## Prompt
From the records below, return every line containing the word "Level".

## Records provided
★ ★ ★ ★ ★ ★ ★

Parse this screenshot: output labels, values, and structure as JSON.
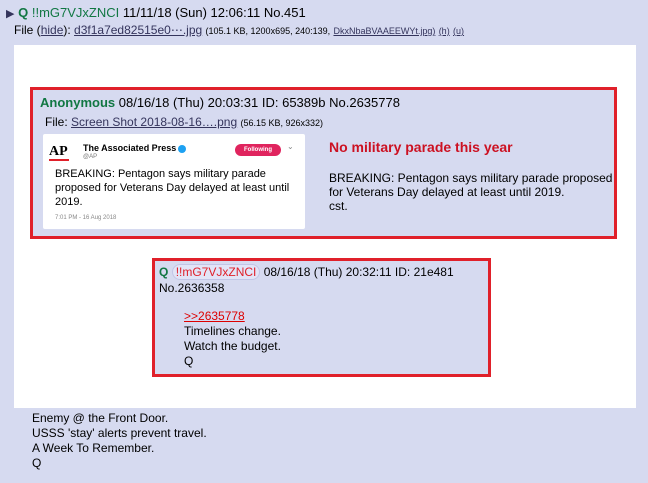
{
  "header": {
    "name": "Q",
    "tripcode": "!!mG7VJxZNCI",
    "datetime": "11/11/18 (Sun) 12:06:11",
    "post_no": "No.451"
  },
  "file_line": {
    "label": "File",
    "hide": "hide",
    "filename": "d3f1a7ed82515e0⋯.jpg",
    "meta": "(105.1 KB, 1200x695, 240:139,",
    "orig_name": "DkxNbaBVAAEEWYt.jpg)",
    "h": "(h)",
    "u": "(u)"
  },
  "quoted_post": {
    "name": "Anonymous",
    "datetime": "08/16/18 (Thu) 20:03:31",
    "id": "ID: 65389b",
    "post_no": "No.2635778",
    "file_label": "File:",
    "file_link": "Screen Shot 2018-08-16….png",
    "file_meta": "(56.15 KB, 926x332)",
    "tweet": {
      "logo": "AP",
      "account": "The Associated Press",
      "handle": "@AP",
      "follow": "Following",
      "text": "BREAKING: Pentagon says military parade proposed for Veterans Day delayed at least until 2019.",
      "time": "7:01 PM - 16 Aug 2018"
    },
    "red_title": "No military parade this year",
    "body": "BREAKING: Pentagon says military parade proposed for Veterans Day delayed at least until 2019.",
    "body_sig": "cst."
  },
  "q_post": {
    "name": "Q",
    "tripcode": "!!mG7VJxZNCI",
    "datetime": "08/16/18 (Thu) 20:32:11",
    "id": "ID: 21e481",
    "post_no": "No.2636358",
    "quote_link": ">>2635778",
    "line1": "Timelines change.",
    "line2": "Watch the budget.",
    "line3": "Q"
  },
  "footer": {
    "line1": "Enemy @ the Front Door.",
    "line2": "USSS 'stay' alerts prevent travel.",
    "line3": "A Week To Remember.",
    "line4": "Q"
  }
}
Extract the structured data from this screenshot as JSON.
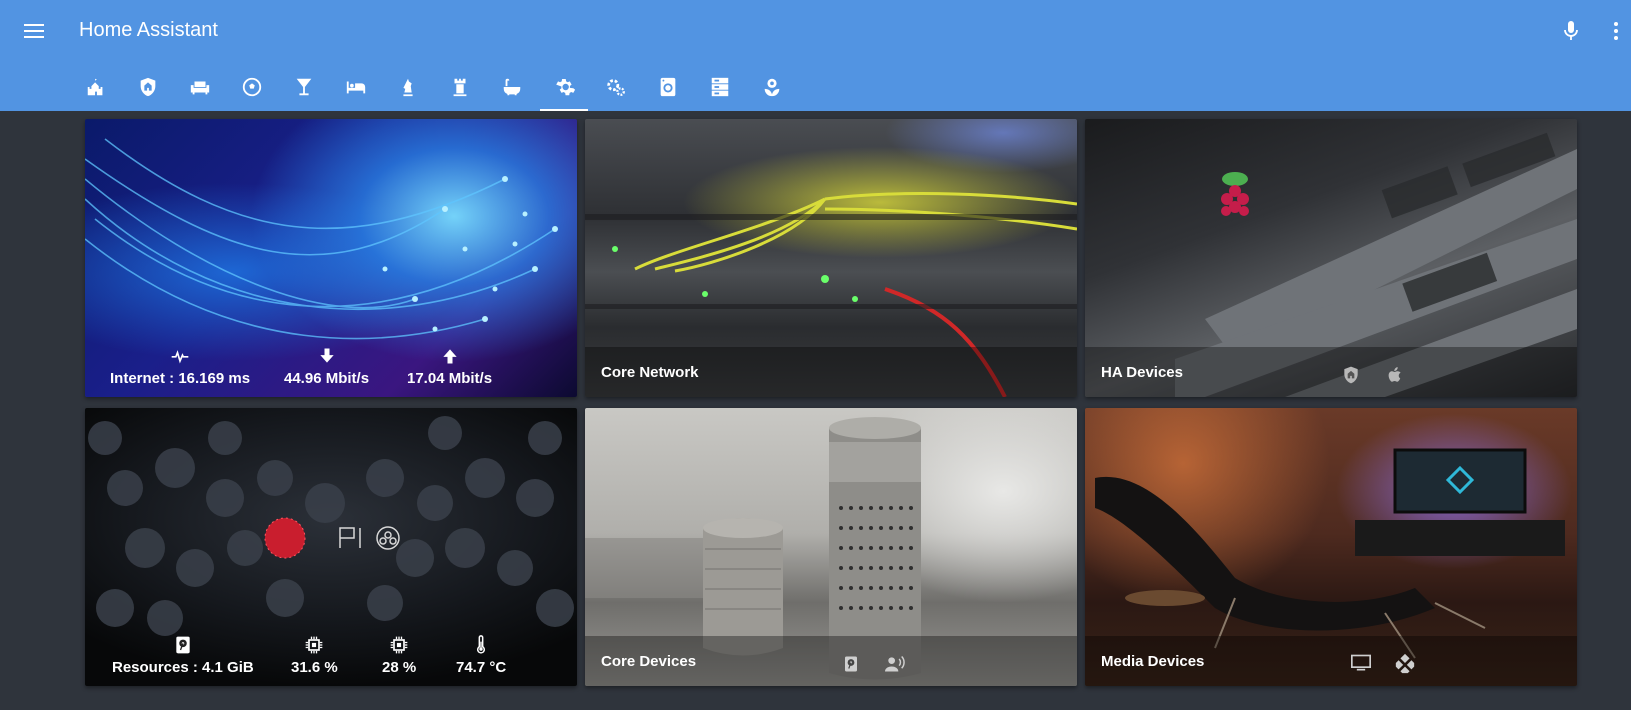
{
  "header": {
    "title": "Home Assistant",
    "menu_icon": "menu-icon",
    "mic_icon": "microphone-icon",
    "more_icon": "dots-vertical-icon",
    "background": "#5294e2"
  },
  "tabs": [
    {
      "icon": "castle-home-icon",
      "active": false
    },
    {
      "icon": "shield-home-icon",
      "active": false
    },
    {
      "icon": "sofa-icon",
      "active": false
    },
    {
      "icon": "soccer-ball-icon",
      "active": false
    },
    {
      "icon": "martini-glass-icon",
      "active": false
    },
    {
      "icon": "bed-icon",
      "active": false
    },
    {
      "icon": "chess-knight-icon",
      "active": false
    },
    {
      "icon": "chess-rook-icon",
      "active": false
    },
    {
      "icon": "bathtub-icon",
      "active": false
    },
    {
      "icon": "gear-icon",
      "active": true
    },
    {
      "icon": "settings-gears-icon",
      "active": false
    },
    {
      "icon": "washing-machine-icon",
      "active": false
    },
    {
      "icon": "server-icon",
      "active": false
    },
    {
      "icon": "flower-plant-icon",
      "active": false
    }
  ],
  "cards": {
    "internet": {
      "stats": [
        {
          "icon": "pulse-icon",
          "label": "Internet : 16.169 ms"
        },
        {
          "icon": "download-arrow-icon",
          "label": "44.96 Mbit/s"
        },
        {
          "icon": "upload-arrow-icon",
          "label": "17.04 Mbit/s"
        }
      ]
    },
    "core_network": {
      "title": "Core Network"
    },
    "ha_devices": {
      "title": "HA Devices",
      "icons": [
        "home-assistant-icon",
        "apple-icon"
      ]
    },
    "resources": {
      "stats": [
        {
          "icon": "harddisk-icon",
          "label": "Resources : 4.1 GiB"
        },
        {
          "icon": "cpu-chip-icon",
          "label": "31.6 %"
        },
        {
          "icon": "memory-chip-icon",
          "label": "28 %"
        },
        {
          "icon": "thermometer-icon",
          "label": "74.7 °C"
        }
      ]
    },
    "core_devices": {
      "title": "Core Devices",
      "icons": [
        "harddisk-icon",
        "speaker-voice-icon"
      ]
    },
    "media_devices": {
      "title": "Media Devices",
      "icons": [
        "television-icon",
        "kodi-icon"
      ]
    }
  }
}
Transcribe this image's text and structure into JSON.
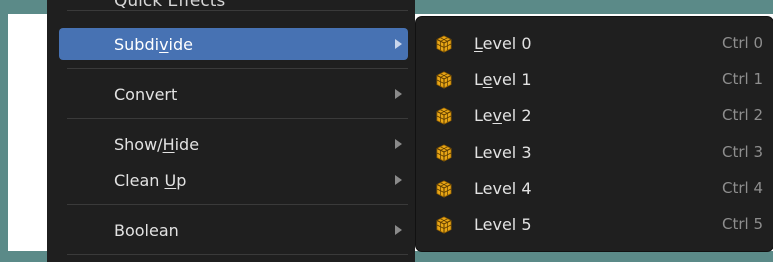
{
  "menu": {
    "clipped_item": "Quick Effects",
    "items": [
      {
        "label_pre": "Subdi",
        "label_ul": "v",
        "label_post": "ide",
        "active": true,
        "has_submenu": true
      },
      {
        "label_pre": "Convert",
        "label_ul": "",
        "label_post": "",
        "has_submenu": true
      },
      {
        "label_pre": "Show/",
        "label_ul": "H",
        "label_post": "ide",
        "has_submenu": true
      },
      {
        "label_pre": "Clean ",
        "label_ul": "U",
        "label_post": "p",
        "has_submenu": true
      },
      {
        "label_pre": "Boolean",
        "label_ul": "",
        "label_post": "",
        "has_submenu": true
      }
    ]
  },
  "submenu": {
    "icon": "subdivision-cube-icon",
    "icon_color": "#e8a616",
    "items": [
      {
        "label_pre": "",
        "label_ul": "L",
        "label_post": "evel 0",
        "shortcut": "Ctrl 0"
      },
      {
        "label_pre": "L",
        "label_ul": "e",
        "label_post": "vel 1",
        "shortcut": "Ctrl 1"
      },
      {
        "label_pre": "Le",
        "label_ul": "v",
        "label_post": "el 2",
        "shortcut": "Ctrl 2"
      },
      {
        "label_pre": "Level 3",
        "label_ul": "",
        "label_post": "",
        "shortcut": "Ctrl 3"
      },
      {
        "label_pre": "Level 4",
        "label_ul": "",
        "label_post": "",
        "shortcut": "Ctrl 4"
      },
      {
        "label_pre": "Level 5",
        "label_ul": "",
        "label_post": "",
        "shortcut": "Ctrl 5"
      }
    ]
  }
}
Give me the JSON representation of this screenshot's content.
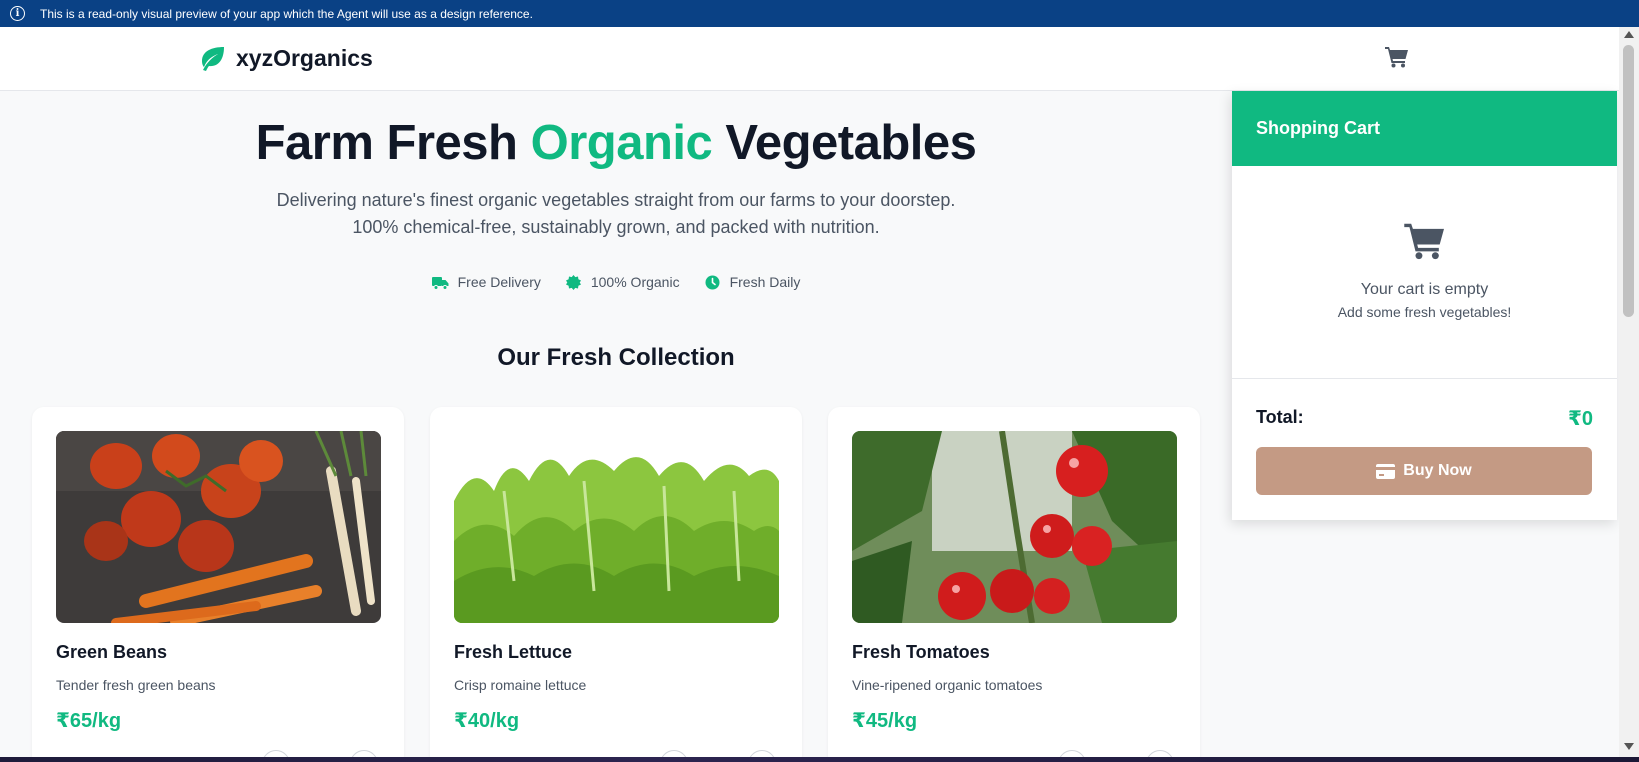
{
  "banner": {
    "text": "This is a read-only visual preview of your app which the Agent will use as a design reference.",
    "icon": "info-icon"
  },
  "header": {
    "brand": "xyzOrganics",
    "logo_icon": "leaf-icon",
    "cart_icon": "cart-icon"
  },
  "hero": {
    "title_before": "Farm Fresh",
    "title_accent": "Organic",
    "title_after": "Vegetables",
    "subtitle": "Delivering nature's finest organic vegetables straight from our farms to your doorstep. 100% chemical-free, sustainably grown, and packed with nutrition."
  },
  "badges": [
    {
      "icon": "truck-icon",
      "label": "Free Delivery"
    },
    {
      "icon": "certificate-icon",
      "label": "100% Organic"
    },
    {
      "icon": "clock-icon",
      "label": "Fresh Daily"
    }
  ],
  "collection": {
    "title": "Our Fresh Collection",
    "products": [
      {
        "name": "Green Beans",
        "description": "Tender fresh green beans",
        "price": "₹65/kg",
        "image": "tomatoes-and-carrots-image"
      },
      {
        "name": "Fresh Lettuce",
        "description": "Crisp romaine lettuce",
        "price": "₹40/kg",
        "image": "lettuce-image"
      },
      {
        "name": "Fresh Tomatoes",
        "description": "Vine-ripened organic tomatoes",
        "price": "₹45/kg",
        "image": "tomato-vine-image"
      }
    ]
  },
  "cart": {
    "title": "Shopping Cart",
    "empty_message": "Your cart is empty",
    "empty_hint": "Add some fresh vegetables!",
    "total_label": "Total:",
    "total_value": "₹0",
    "buy_label": "Buy Now",
    "buy_icon": "credit-card-icon"
  },
  "colors": {
    "accent": "#10b981",
    "banner": "#0a4185",
    "buy_button": "#c49a84",
    "text": "#111827",
    "muted": "#4b5563"
  }
}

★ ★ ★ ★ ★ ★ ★

## Exercise solution
        "label_pre": "Level 3",
        "label_pre": "Level 4",
        "label_pre": "Level 5",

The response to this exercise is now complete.